I love this imagery. One the one hand, God is indescribably gentle in his use of water (t@’alah). He satisfies the desolate (saba` show’ ), and nurtures (tsamach) the tender herb (deshe’). Yet He is also as hard as stone (‘eben) — but even that is caring, if one views the depths (t@hown) as evil. Soft towards the weak, hard towards evil. I like that.

Canst thou bind the sweet influences of Pleiades, or loose the bands of Orion? Canst thou bring forth Mazzaroth in his season? or canst thou guide Arcturus with his sons? Knowest thou the ordinances of heaven? canst thou set the dominion thereof in the earth?

This must’ve been mind-boggling back then. Sure, nowadays everyone’s heard of gravity, and Newton’s elegantly simple laws (chuqqah) which govern (mishtar) celestial motion. But if you just look at the sky, and try to understand the motion of the planets, and the apparent motion of stars, it can get incredibly complex.

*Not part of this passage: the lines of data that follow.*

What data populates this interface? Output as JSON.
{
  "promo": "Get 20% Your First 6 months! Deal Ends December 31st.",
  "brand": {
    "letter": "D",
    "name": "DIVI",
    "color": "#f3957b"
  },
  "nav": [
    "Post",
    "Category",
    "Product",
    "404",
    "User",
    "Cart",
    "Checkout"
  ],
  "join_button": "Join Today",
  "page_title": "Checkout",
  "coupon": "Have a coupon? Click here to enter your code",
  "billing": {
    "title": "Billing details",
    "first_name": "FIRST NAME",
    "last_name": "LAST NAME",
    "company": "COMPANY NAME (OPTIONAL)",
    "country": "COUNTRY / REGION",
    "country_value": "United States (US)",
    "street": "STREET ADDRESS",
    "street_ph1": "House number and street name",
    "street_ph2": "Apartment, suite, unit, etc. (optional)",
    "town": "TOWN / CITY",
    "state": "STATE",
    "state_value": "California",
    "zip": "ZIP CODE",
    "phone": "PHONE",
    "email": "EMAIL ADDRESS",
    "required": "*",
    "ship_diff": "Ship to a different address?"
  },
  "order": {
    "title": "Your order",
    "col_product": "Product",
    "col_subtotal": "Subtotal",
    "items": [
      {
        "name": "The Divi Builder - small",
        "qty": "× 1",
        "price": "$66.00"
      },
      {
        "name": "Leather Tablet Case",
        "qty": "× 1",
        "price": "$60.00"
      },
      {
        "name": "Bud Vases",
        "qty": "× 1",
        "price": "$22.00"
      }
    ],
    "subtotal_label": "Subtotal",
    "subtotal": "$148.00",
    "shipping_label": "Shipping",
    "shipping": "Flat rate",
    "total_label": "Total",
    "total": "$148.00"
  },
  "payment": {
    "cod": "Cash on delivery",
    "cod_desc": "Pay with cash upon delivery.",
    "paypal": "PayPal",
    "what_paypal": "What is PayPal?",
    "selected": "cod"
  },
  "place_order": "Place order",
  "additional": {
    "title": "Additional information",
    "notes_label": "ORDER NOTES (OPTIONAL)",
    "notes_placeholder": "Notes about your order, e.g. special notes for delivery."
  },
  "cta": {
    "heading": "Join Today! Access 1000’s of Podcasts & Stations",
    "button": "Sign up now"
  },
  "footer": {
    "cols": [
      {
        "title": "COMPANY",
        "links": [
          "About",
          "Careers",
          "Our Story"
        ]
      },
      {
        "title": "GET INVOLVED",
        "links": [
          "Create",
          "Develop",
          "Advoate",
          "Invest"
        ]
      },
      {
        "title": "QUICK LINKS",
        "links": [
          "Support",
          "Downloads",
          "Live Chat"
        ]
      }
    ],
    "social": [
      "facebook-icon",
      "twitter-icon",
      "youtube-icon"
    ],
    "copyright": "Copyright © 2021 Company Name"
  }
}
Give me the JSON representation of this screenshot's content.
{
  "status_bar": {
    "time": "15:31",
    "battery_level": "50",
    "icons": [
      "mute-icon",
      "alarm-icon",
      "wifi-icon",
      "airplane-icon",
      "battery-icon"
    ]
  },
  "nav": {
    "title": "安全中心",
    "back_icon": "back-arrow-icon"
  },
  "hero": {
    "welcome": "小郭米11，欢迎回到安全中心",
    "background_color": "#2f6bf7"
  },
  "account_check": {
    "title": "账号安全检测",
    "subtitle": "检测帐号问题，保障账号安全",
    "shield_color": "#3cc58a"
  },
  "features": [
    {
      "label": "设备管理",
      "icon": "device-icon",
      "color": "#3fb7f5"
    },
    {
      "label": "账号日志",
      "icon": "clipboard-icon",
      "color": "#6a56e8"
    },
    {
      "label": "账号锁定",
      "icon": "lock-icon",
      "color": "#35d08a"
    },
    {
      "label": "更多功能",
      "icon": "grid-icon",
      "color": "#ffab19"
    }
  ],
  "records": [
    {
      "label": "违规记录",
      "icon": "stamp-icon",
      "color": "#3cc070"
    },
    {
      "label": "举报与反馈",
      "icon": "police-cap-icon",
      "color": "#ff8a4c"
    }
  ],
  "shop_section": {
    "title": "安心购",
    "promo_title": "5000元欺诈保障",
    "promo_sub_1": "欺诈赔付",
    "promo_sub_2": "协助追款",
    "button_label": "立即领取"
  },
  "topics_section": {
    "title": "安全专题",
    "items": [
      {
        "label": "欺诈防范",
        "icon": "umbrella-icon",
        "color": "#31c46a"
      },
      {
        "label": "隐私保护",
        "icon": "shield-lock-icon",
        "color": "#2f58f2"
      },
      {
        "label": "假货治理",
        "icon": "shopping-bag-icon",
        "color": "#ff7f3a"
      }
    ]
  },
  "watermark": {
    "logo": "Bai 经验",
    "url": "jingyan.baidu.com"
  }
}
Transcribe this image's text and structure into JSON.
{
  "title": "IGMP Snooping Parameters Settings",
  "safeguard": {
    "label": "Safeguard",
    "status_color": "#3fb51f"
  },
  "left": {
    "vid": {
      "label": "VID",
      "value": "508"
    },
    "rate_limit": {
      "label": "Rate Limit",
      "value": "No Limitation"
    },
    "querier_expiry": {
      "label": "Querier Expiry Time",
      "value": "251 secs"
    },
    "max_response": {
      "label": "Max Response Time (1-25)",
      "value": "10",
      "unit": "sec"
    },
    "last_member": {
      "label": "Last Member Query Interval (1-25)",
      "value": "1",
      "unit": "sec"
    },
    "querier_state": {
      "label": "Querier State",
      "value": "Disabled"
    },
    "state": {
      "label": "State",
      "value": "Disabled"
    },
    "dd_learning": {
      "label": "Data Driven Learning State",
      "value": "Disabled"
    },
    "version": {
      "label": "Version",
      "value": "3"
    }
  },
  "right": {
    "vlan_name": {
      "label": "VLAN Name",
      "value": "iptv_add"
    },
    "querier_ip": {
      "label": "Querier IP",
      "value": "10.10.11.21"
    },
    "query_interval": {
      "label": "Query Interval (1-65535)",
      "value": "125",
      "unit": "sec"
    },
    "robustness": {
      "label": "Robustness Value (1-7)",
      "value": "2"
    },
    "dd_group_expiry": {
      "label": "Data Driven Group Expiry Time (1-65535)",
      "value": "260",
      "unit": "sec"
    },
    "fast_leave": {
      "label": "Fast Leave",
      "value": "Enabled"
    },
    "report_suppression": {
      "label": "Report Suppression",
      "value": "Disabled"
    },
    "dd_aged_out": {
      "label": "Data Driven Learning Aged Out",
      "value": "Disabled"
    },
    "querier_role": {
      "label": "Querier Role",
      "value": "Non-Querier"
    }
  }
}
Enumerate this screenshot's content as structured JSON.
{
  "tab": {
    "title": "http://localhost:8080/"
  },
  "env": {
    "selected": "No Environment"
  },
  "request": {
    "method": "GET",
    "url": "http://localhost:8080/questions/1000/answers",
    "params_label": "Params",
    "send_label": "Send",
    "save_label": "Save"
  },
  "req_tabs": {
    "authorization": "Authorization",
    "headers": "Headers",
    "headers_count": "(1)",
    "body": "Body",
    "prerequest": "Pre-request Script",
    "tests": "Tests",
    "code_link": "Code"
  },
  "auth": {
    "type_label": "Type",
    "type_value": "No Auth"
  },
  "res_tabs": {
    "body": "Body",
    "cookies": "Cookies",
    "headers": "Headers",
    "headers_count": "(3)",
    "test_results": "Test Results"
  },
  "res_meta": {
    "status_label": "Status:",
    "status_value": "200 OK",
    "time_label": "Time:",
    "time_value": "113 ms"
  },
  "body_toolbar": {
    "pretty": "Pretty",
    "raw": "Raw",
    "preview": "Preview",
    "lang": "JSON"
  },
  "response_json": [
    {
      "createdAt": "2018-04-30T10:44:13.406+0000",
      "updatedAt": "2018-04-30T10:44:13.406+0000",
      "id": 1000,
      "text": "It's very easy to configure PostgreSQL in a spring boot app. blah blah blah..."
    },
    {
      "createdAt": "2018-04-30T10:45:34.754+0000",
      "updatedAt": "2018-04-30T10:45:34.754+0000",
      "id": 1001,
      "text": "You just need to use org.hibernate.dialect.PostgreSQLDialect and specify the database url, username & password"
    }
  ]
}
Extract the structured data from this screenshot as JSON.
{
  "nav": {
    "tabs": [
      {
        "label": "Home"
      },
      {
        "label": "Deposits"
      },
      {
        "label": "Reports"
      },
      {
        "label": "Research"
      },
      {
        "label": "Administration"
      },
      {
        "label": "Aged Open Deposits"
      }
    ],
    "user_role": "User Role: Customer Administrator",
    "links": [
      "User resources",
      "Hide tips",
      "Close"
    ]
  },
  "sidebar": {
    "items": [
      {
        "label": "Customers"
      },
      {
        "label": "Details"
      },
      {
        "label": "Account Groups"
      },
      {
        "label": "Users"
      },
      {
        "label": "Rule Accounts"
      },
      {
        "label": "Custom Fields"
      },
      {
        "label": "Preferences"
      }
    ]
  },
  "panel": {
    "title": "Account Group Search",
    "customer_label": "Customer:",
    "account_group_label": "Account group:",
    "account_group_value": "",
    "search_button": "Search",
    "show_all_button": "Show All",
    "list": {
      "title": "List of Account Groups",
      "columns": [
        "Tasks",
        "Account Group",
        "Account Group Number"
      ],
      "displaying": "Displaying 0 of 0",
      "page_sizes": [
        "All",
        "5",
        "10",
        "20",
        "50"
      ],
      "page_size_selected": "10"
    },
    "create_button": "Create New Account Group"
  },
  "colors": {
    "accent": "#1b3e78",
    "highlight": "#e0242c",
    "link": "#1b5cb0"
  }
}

Canst thou lift up thy voice to the clouds, that abundance of waters may cover thee? Canst thou send lightnings, that they may go and say unto thee, Here we are? Who hath put wisdom in the inward parts? or who hath given understanding to the heart? Who can number the clouds in wisdom? or who can stay the bottles of heaven, When the dust groweth into hardness, and the clods cleave fast together?

Fascinating. Somehow God is tying clouds (`ab) and lightning (baraq) to innards (tuwchah) and perception (sekviy). Maybe if we knew those latter words better we’d understand the parallelism. Yet, again, wisdom (chokmah) and control (shalach, shakab) are tightly coupled.

Wilt thou hunt the prey for the lion? or fill the appetite of the young lions, When they couch in their dens, and abide in the covert to lie in wait? Who provideth for the raven his food? when his young ones cry unto God, they wander for lack of meat.

Even here, we see God implying His provision (kuwn) for the animals. He hears their cries (shava`), and fills (male’) with good things. Not just because He can, but because He wants to. Job may be proud of his compassion for the poor, but that’s still as nothing compared to God’s care of all creation.

Whew. There’s clearly a lot more going on here than I noticed the first time around. I guess I’ll be taking the rest of God’s speech a little more slowly.


God, please forgive me for the times I try to rationalize you down, and miss the depths of your heart. Help me to listen, and to feel, and to know You — not just the things You say. Teach me Your oneness, that I may become truly one. In Jesus, by the Spirit, to the Father. Amen.